What is expected. Could you count the lines in the data that contain "Dial"? Reply with the number only.
------ Available data ------
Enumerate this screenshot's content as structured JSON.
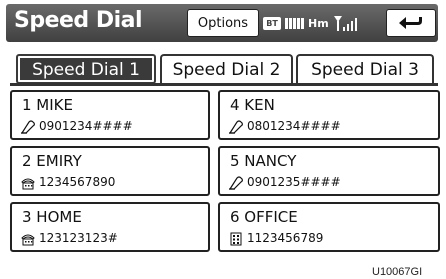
{
  "header": {
    "title": "Speed Dial",
    "options_label": "Options",
    "bt_label": "BT",
    "hm_label": "Hm"
  },
  "tabs": [
    {
      "label": "Speed Dial 1",
      "active": true
    },
    {
      "label": "Speed Dial 2",
      "active": false
    },
    {
      "label": "Speed Dial 3",
      "active": false
    }
  ],
  "entries": [
    {
      "name": "1 MIKE",
      "number": "0901234####",
      "icon": "mobile-phone-icon"
    },
    {
      "name": "4 KEN",
      "number": "0801234####",
      "icon": "mobile-phone-icon"
    },
    {
      "name": "2 EMIRY",
      "number": "1234567890",
      "icon": "home-phone-icon"
    },
    {
      "name": "5 NANCY",
      "number": "0901235####",
      "icon": "mobile-phone-icon"
    },
    {
      "name": "3 HOME",
      "number": "123123123#",
      "icon": "home-phone-icon"
    },
    {
      "name": "6 OFFICE",
      "number": "1123456789",
      "icon": "office-phone-icon"
    }
  ],
  "image_code": "U10067GI"
}
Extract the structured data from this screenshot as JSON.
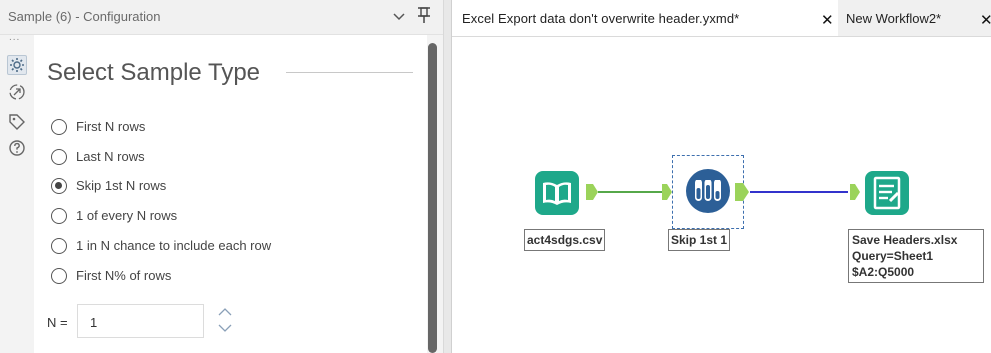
{
  "panel": {
    "title": "Sample (6) - Configuration"
  },
  "rail": {
    "dots": "...",
    "icons": [
      "config-icon",
      "connection-icon",
      "annotation-icon",
      "help-icon"
    ]
  },
  "config": {
    "section_title": "Select Sample Type",
    "options": [
      {
        "label": "First N rows",
        "checked": false
      },
      {
        "label": "Last N rows",
        "checked": false
      },
      {
        "label": "Skip 1st N rows",
        "checked": true
      },
      {
        "label": "1 of every N rows",
        "checked": false
      },
      {
        "label": "1 in N chance to include each row",
        "checked": false
      },
      {
        "label": "First N% of rows",
        "checked": false
      }
    ],
    "n_label": "N =",
    "n_value": "1"
  },
  "tabs": [
    {
      "label": "Excel Export data don't overwrite header.yxmd*",
      "active": true,
      "close": "✕"
    },
    {
      "label": "New Workflow2*",
      "active": false,
      "close": "✕"
    }
  ],
  "workflow": {
    "input_tool": {
      "label": "act4sdgs.csv"
    },
    "sample_tool": {
      "label": "Skip 1st 1"
    },
    "output_tool": {
      "label_lines": [
        "Save Headers.xlsx",
        "Query=Sheet1",
        "$A2:Q5000"
      ]
    }
  },
  "colors": {
    "input_green": "#1ea88a",
    "sample_blue": "#2c5f97",
    "output_green": "#1ea88a",
    "anchor_green": "#9bd35a",
    "link_green": "#56a84a",
    "link_blue": "#3333cc",
    "scrollbar": "#666666"
  }
}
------
Solution to this problem. 4